What needs to be done = In full and exactly, please return the records, but keep out the pictures.

Data records for software interfaces:

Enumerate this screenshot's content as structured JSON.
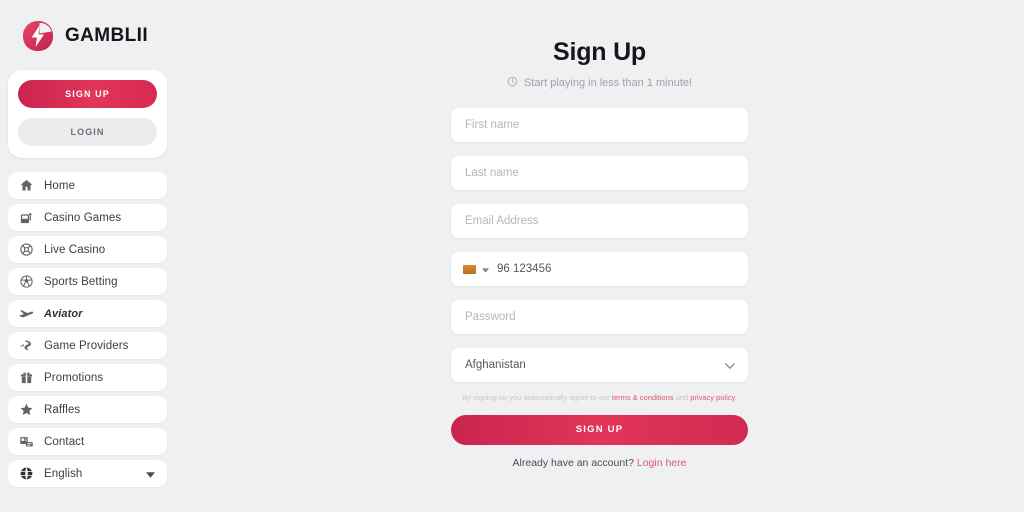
{
  "brand": {
    "name": "GAMBLII",
    "logo_icon": "lightning-bolt-logo",
    "accent": "#d62a53",
    "accent_light": "#e3566f"
  },
  "sidebar": {
    "auth": {
      "signup_label": "SIGN UP",
      "login_label": "LOGIN"
    },
    "items": [
      {
        "label": "Home",
        "icon": "home-icon"
      },
      {
        "label": "Casino Games",
        "icon": "slot-machine-icon"
      },
      {
        "label": "Live Casino",
        "icon": "roulette-icon"
      },
      {
        "label": "Sports Betting",
        "icon": "soccer-ball-icon"
      },
      {
        "label": "Aviator",
        "icon": "airplane-icon"
      },
      {
        "label": "Game Providers",
        "icon": "providers-icon"
      },
      {
        "label": "Promotions",
        "icon": "gift-icon"
      },
      {
        "label": "Raffles",
        "icon": "star-icon"
      },
      {
        "label": "Contact",
        "icon": "contact-icon"
      }
    ],
    "language": {
      "label": "English",
      "icon": "globe-icon",
      "caret": "chevron-down-icon"
    }
  },
  "main": {
    "title": "Sign Up",
    "subtitle": "Start playing in less than 1 minute!",
    "subtitle_icon": "clock-icon",
    "form": {
      "first_name_placeholder": "First name",
      "last_name_placeholder": "Last name",
      "email_placeholder": "Email Address",
      "phone": {
        "flag": "afghanistan-flag-icon",
        "caret": "chevron-down-icon",
        "value": "96 123456"
      },
      "password_placeholder": "Password",
      "country": {
        "selected": "Afghanistan",
        "caret": "chevron-down-icon"
      }
    },
    "terms": {
      "prefix": "By signing up you automatically agree to our ",
      "link1": "terms & conditions",
      "middle": " and ",
      "link2": "privacy policy",
      "suffix": "."
    },
    "submit_label": "SIGN UP",
    "footer": {
      "text": "Already have an account? ",
      "link": "Login here"
    }
  }
}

Your solution =
Enumerate this screenshot's content as structured JSON.
{
  "brand": {
    "name": "GAMBLII",
    "logo_icon": "lightning-bolt-logo",
    "accent": "#d62a53",
    "accent_light": "#e3566f"
  },
  "sidebar": {
    "auth": {
      "signup_label": "SIGN UP",
      "login_label": "LOGIN"
    },
    "items": [
      {
        "label": "Home",
        "icon": "home-icon"
      },
      {
        "label": "Casino Games",
        "icon": "slot-machine-icon"
      },
      {
        "label": "Live Casino",
        "icon": "roulette-icon"
      },
      {
        "label": "Sports Betting",
        "icon": "soccer-ball-icon"
      },
      {
        "label": "Aviator",
        "icon": "airplane-icon"
      },
      {
        "label": "Game Providers",
        "icon": "providers-icon"
      },
      {
        "label": "Promotions",
        "icon": "gift-icon"
      },
      {
        "label": "Raffles",
        "icon": "star-icon"
      },
      {
        "label": "Contact",
        "icon": "contact-icon"
      }
    ],
    "language": {
      "label": "English",
      "icon": "globe-icon",
      "caret": "chevron-down-icon"
    }
  },
  "main": {
    "title": "Sign Up",
    "subtitle": "Start playing in less than 1 minute!",
    "subtitle_icon": "clock-icon",
    "form": {
      "first_name_placeholder": "First name",
      "last_name_placeholder": "Last name",
      "email_placeholder": "Email Address",
      "phone": {
        "flag": "afghanistan-flag-icon",
        "caret": "chevron-down-icon",
        "value": "96 123456"
      },
      "password_placeholder": "Password",
      "country": {
        "selected": "Afghanistan",
        "caret": "chevron-down-icon"
      }
    },
    "terms": {
      "prefix": "By signing up you automatically agree to our ",
      "link1": "terms & conditions",
      "middle": " and ",
      "link2": "privacy policy",
      "suffix": "."
    },
    "submit_label": "SIGN UP",
    "footer": {
      "text": "Already have an account? ",
      "link": "Login here"
    }
  }
}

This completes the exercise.